    But don't blame Iowa, what if Illinois, Nebraska, Wisconsin, Missouri, Minnesota, Indiana, or Ohio had the first caucus/primary? It would be much the same since the whole midwest is based on a corn economy.

    Something I find more interesting, is why in the whole of Iowa is it only economical to grow corn and soybeans? 60 years ago many crops were grown in Iowa, in fact the largest cereal plant in the world is in Cedar Rapids - Quaker Oats, an oat facility that pre-existed the Quaker company when it was formed in 1901. Now I can't imagine that they would build an oat plant in the late 1800's many hundreds of miles from the nearest oat farm. There must have been plenty of oats in Iowa, in fact in at the turn of the last century Iowa produced apples (red delicious is an Iowan variety) berries, tobacco, popcorn etc. So why did the monolithic growth of the industrial starch corn industry take over?

    I can only imagine that this has something to do with government subsidizing the corn production all these years until it was the only crop left which was economical. If left to its own, I would imagine the midwest would still be producing a wide variety of crops.

  • MJ

    Greg,

    Excellent point. Note that Gore did not say that ethanol in general was a wasteful pursuit, only that "first generation" (i.e. corn-based) ethanol fuels were. I'm sure he firmly believes that "second" or "third" generation fuels are just as viable (and hence worthy of subsidy/mandates/other forms of government promotion) as he formerly claimed ethanol was. I smell a rat.

  • http://livinggreenandsavingenergy.com Steve
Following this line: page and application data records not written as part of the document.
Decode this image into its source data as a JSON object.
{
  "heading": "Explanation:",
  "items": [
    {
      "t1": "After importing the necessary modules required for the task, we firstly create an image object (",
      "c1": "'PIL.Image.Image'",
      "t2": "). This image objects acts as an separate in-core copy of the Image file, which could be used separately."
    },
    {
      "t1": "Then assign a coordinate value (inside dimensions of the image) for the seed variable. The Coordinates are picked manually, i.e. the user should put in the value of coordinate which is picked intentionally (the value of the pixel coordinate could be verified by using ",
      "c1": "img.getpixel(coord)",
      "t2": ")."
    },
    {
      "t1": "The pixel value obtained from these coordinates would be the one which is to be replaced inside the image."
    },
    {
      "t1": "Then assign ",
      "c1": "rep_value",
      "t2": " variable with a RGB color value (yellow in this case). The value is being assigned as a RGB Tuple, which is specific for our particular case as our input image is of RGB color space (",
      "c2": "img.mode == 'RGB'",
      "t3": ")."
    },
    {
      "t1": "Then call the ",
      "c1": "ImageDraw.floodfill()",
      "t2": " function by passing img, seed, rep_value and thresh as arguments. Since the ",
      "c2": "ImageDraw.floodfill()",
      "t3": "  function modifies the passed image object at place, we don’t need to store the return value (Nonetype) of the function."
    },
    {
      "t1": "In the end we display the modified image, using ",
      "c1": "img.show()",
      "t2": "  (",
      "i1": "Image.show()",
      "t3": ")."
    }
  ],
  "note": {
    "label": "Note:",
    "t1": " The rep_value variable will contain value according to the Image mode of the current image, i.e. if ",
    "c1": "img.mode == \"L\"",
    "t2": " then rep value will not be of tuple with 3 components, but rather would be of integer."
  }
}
    I appreciate Gore's honesty that he let political expediency dictate his position, but it took too long to come out. If he can help turn the industry toward better biofuels than ethanol, he will have made some positive contribution.
    As Boone Pickens said: Ethanol is an ugly baby ...": http://livinggreenandsavingenergy.com/ethanol-an-ugly-baby.html